  3. Capital Gains Treatment

    The specific taxes assessed on investment capital gains as determined ...
  4. Accelerated Dividend

    Special dividends paid by a company ahead of an imminent change ...
  5. Effective Tax Rate

    The average rate at which an individual or corporation is taxed. ...
  6. Dividend

    A distribution of a portion of a company's earnings, decided ...
Hot Definitions
  1. Graduate Record Examination - GRE

    A standardized exam used to measure one's aptitude for abstract thinking in the areas of analytical writing, mathematics ...
  2. Graduate Management Admission Test - GMAT

    A standardized test intended to measure a test taker's aptitude in mathematics and the English language. The GMAT is most ...
  3. Magna Cum Laude

    An academic level of distinction used by educational institutions to signify an academic degree which was received "with ...
  4. Cover Letter

    A written document submitted with a job application explaining the applicant's credentials and interest in the open position. ...
  5. 403(b) Plan

    A retirement plan for certain employees of public schools, tax-exempt organizations and certain ministers.
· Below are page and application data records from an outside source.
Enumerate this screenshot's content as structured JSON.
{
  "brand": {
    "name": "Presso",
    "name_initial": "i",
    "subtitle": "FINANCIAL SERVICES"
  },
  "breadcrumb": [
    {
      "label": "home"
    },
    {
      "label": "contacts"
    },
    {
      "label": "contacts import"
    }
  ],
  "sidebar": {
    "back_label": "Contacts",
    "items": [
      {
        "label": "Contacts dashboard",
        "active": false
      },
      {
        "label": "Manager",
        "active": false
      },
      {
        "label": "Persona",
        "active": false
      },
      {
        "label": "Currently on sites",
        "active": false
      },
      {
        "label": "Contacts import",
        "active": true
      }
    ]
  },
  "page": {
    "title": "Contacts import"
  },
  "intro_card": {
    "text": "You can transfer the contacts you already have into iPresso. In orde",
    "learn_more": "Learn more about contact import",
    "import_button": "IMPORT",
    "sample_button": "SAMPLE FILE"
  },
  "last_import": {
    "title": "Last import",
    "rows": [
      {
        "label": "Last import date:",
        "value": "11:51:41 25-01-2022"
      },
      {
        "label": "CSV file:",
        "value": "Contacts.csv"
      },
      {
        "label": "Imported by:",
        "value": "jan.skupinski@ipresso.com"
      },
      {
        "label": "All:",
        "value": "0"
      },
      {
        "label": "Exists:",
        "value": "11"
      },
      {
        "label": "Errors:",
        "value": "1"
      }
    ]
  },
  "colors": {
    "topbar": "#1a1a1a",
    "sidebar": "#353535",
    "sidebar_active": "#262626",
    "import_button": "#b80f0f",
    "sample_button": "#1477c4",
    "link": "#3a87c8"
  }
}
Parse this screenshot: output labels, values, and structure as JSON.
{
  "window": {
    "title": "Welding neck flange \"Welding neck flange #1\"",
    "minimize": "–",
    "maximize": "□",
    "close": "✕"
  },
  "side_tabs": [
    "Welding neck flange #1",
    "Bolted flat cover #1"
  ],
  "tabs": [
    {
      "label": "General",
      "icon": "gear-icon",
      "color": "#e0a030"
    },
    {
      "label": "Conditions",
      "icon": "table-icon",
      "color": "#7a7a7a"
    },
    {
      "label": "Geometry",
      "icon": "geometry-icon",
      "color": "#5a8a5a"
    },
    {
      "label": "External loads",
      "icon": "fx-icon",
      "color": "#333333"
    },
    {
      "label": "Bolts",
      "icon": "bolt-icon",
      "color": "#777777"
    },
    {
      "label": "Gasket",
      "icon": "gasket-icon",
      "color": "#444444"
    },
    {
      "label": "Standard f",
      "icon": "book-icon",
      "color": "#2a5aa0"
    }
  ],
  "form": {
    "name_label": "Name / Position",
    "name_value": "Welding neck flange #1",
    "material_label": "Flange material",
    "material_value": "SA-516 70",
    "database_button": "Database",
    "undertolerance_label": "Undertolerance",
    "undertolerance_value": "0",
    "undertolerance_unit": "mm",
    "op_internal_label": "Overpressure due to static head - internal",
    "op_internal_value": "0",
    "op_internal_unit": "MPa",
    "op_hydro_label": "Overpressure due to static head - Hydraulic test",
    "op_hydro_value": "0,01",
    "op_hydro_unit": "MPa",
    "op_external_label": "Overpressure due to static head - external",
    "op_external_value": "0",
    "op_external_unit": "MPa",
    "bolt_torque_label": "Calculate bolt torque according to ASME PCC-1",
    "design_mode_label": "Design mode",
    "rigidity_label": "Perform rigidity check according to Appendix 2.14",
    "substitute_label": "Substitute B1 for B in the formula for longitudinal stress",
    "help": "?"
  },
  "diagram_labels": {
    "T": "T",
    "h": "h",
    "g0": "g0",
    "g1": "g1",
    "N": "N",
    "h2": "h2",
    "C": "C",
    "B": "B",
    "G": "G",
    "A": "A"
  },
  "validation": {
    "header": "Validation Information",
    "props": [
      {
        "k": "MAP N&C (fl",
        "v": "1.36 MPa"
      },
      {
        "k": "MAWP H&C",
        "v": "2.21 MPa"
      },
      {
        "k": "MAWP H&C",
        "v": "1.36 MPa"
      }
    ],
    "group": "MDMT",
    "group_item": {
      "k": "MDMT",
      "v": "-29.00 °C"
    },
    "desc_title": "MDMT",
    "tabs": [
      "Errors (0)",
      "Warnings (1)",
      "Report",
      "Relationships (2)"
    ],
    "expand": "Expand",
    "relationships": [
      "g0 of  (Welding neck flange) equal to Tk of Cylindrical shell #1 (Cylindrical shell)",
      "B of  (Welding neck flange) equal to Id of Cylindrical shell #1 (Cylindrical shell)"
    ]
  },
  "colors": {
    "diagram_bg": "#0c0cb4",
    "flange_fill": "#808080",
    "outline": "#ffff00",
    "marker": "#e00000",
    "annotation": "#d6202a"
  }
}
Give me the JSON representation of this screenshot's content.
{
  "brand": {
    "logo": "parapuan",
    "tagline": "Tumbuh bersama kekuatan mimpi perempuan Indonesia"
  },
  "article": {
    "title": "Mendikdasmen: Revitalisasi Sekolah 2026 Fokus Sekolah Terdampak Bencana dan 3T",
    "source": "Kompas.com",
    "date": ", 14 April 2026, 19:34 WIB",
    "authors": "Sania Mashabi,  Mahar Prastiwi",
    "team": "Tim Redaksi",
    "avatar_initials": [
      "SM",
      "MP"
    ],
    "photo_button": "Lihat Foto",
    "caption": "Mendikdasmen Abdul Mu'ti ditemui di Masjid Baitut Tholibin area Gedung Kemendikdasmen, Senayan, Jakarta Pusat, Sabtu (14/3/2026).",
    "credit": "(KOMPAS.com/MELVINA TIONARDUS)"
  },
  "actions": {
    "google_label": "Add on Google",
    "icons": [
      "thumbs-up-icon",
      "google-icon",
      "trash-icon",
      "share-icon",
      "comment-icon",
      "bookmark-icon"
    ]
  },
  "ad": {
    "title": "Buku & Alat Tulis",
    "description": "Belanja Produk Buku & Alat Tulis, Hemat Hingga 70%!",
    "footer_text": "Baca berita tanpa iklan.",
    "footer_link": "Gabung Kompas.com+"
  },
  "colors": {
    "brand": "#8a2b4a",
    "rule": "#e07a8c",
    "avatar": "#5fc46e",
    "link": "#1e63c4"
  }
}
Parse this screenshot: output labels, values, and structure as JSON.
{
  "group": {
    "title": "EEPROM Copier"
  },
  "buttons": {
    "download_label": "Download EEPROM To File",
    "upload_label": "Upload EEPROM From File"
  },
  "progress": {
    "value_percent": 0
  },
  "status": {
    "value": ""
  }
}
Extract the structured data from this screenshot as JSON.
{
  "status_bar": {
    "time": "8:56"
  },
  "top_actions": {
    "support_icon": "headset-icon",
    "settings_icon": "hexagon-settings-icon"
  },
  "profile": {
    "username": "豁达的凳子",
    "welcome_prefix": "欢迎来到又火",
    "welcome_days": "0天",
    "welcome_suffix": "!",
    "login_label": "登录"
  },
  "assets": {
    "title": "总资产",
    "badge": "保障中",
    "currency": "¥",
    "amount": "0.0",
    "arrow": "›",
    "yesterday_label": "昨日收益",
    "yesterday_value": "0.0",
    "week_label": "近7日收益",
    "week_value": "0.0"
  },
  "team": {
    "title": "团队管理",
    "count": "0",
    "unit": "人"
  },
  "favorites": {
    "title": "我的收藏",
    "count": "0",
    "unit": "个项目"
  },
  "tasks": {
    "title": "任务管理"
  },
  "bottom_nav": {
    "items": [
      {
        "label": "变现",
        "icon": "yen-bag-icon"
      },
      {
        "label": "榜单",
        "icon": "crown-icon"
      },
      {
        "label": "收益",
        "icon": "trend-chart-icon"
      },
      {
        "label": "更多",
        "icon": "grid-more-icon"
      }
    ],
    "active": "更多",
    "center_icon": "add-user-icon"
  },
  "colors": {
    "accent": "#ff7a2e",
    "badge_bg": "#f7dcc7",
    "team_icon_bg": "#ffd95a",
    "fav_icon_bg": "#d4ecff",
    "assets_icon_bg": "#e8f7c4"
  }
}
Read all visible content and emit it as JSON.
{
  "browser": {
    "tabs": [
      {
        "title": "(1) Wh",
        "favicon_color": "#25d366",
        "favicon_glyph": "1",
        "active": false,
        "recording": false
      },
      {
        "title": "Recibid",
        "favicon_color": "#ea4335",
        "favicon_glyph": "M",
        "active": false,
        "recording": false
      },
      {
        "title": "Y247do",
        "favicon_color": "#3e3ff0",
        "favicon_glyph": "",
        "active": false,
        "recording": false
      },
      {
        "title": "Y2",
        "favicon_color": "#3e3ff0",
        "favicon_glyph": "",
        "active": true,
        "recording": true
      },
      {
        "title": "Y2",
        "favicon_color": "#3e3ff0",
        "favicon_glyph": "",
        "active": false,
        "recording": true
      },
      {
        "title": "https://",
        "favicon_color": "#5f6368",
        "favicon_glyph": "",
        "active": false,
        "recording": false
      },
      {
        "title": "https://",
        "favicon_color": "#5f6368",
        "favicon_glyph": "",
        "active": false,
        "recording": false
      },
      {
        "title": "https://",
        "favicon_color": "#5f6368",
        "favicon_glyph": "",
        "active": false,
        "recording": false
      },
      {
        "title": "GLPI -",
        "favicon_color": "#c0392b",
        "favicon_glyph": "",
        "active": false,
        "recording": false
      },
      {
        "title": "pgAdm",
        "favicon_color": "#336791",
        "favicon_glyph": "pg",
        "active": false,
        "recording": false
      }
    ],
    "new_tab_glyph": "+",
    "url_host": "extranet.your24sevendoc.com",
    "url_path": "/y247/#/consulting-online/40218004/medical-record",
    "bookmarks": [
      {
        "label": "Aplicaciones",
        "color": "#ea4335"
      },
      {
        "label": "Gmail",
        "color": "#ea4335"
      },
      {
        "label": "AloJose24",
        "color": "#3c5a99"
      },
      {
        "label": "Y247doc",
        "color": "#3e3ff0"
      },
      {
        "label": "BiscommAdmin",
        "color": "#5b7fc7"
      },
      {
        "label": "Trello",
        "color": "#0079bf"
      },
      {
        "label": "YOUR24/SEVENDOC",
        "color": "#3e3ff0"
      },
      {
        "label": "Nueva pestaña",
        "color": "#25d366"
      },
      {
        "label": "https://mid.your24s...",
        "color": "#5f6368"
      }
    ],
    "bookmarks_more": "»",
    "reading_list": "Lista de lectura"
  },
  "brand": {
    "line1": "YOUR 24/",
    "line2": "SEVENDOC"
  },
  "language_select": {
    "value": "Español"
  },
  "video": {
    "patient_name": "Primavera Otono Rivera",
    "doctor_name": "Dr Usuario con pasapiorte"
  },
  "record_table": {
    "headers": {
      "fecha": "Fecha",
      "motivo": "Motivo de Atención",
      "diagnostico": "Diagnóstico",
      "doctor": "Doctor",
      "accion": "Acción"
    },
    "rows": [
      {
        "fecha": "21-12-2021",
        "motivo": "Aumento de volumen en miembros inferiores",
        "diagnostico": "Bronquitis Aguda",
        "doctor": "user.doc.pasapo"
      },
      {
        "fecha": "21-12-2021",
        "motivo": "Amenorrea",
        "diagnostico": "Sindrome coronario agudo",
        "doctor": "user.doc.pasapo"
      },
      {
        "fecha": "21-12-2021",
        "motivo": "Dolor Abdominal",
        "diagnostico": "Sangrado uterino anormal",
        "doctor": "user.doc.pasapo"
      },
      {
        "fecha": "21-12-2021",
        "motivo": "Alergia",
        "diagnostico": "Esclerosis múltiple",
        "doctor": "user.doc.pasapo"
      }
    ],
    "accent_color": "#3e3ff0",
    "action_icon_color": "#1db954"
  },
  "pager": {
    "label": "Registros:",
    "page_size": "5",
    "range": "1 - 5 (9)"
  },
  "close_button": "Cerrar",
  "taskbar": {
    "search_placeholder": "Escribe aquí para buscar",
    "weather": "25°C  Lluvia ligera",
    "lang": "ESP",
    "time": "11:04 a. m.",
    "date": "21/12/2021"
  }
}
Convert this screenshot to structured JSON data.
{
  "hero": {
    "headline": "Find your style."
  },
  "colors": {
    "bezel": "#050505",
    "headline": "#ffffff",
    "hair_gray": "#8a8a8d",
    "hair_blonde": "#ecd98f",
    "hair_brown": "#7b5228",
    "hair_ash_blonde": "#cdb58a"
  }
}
Generally, retirement ...
  6. Master Of Business Administration - MBA

    A graduate degree achieved at a university or college that provides theoretical and practical training to help graduates ...
Trading Center